§ **Source material**:
-- Opening Marker --

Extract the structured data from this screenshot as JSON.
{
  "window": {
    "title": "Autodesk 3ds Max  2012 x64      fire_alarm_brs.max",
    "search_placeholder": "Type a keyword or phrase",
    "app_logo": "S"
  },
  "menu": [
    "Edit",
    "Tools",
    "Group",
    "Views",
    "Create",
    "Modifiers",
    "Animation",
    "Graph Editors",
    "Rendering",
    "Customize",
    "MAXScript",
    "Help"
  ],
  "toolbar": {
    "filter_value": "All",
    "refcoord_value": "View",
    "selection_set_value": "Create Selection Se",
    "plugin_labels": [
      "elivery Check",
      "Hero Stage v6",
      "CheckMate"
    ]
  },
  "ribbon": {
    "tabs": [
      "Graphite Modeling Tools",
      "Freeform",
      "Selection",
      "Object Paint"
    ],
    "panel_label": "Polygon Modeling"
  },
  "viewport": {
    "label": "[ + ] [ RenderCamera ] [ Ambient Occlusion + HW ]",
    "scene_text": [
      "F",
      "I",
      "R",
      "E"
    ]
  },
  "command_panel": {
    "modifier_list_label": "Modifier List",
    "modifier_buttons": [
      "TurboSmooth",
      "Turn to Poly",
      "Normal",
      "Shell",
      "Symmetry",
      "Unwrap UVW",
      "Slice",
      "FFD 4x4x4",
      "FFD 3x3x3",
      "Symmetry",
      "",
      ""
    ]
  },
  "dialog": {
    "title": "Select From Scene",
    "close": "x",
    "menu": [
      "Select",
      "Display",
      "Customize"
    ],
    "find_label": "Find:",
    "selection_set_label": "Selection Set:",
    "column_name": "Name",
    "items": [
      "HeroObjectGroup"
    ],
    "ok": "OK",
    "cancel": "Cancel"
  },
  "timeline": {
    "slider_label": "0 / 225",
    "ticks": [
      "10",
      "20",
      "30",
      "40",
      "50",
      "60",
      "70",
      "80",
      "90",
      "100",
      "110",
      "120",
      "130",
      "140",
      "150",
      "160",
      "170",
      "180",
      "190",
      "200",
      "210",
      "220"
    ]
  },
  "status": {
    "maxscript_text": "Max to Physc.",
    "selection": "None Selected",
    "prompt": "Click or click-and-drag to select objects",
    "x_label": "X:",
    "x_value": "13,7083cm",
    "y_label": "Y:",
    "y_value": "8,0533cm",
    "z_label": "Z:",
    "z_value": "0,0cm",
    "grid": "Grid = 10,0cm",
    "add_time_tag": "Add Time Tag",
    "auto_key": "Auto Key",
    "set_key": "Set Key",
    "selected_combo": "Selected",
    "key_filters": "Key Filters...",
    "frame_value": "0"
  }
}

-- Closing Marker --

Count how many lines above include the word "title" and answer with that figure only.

§ **Answer for this exercise**:
2